Our nation needs accountability systems that set ambitious achievement goals, provide clear information to parents and community members, and require decisive action when expectations are not met. These systems will help ensure that federal investments in education actually improve achievement and close gaps between groups, applying pressure where needed to accelerate the pace of improvement.

Recent Actions

  • Read our state-specific summaries of the accountability provisions in the accepted waivers from: Colorado, Florida, Georgia, Indiana, Kentucky, Massachusetts, Minnesota, New JerseyNew MexicoOklahoma, and Tennessee. Also, see our recent report on trends — both positive and negative — across all states that have been approved to date.
  • Learn about No Child Left Behind and the waiver process, including the poor history of state goal setting. Check out Ed Trust’s statement on first round waivers, analysis of the accountability comments of the first round winners, and listen to Ed Trust’s joint webinar with the National Center for Learning Disabilities analyzing the content of those first 11 approved applications.
  • The Education Trust joined a broad coalition of 40 other civil rights, disability, business, and education organizations in a letter to House Ed & Workforce Chairman John Kline (R-Minn.), opposing the Student Success Act. Among other things, the coalition opposes the bill's lack of accountability standards for achievement and learning gains by subgroups of disadvantaged students.
  • The Education Trust joined more than 30 other education reform groups signing a letter to the Secretary of Education calling for subgroup accountability, while the Tri-Caucus sent a letter  to the House and Senate education committees calling for the same.
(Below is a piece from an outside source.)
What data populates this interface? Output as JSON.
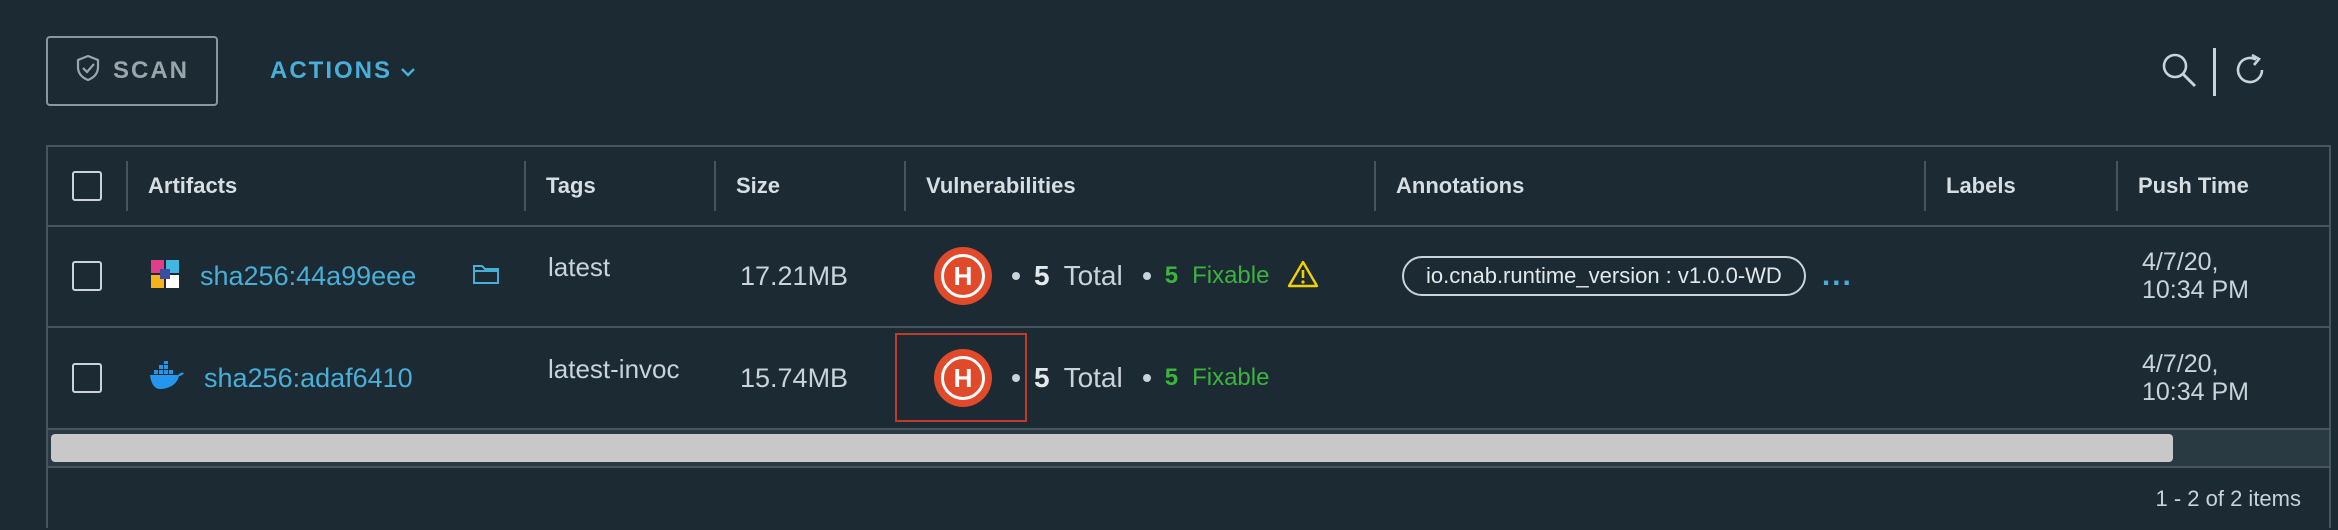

For more information:


Additional items of interest:

  • The Education Trust offered public comments to the New York State Education Department on its proposal to seek a waiver from the U.S. Department of Education to allow out-of-grade-level testing for some students with disabilities.
  • The passage of Texas House Bill 5 would lower state high school graduation requirements in math, science, social studies, and English. These changes would mean that far too many Texas students — especially those who are low-income, African-American, and Hispanic —would graduate unprepared for the future. The Education trust has joined with The National Council of La Raza in writing letters to the Texas House and Senate to oppose this regressive legislation.
  • Recently, Ed Trust and over 30 other organizations sent a letter to Secretary Duncan urging swift administrative action on developing regulations for “high quality” teacher preparation programs (under Title II of the Higher Education Act). Although consensus was not reached during the formal negotiated rulemaking process the Department held to develop regulations, the letter underscores that negotiators did unite behind the idea of tying teacher preparation program quality to the student outcomes of their graduates, including outcomes for students with disabilities and English Language Learners. The letter asks the Department to release its draft regulations for formal and detailed comments in order to move forward to final rulemaking. 
  • The Education Trust wrote a letter to Rep. John Kline (R-Minn.), Chairman of the House Committee on Education and the Workforce, advocating for the inclusion of accountability standards to ensure that states and districts provide quality education to all their children.
  • A coalition of civil rights organizations, business associations, education officials and advocates has written a letter expressing its disapproval of the ESEA reauthorization bill proposed by Sens. Tom Harkin (D-Iowa) and Michael Enzi (R-Wyo.) because it lacks  adequate accountability standards.
  • Learn about the challenge of turning around low-performing schools in California in "Keeping the Promise of Change: Why California's chronically underperforming schools need bold reform," a report from The Education Trust–West.
  • See how your state fared in the 2011 National Assessment of Education Progress with our state-by-state data sheets.
  • Read our guide to approved state graduation rate accountability plans.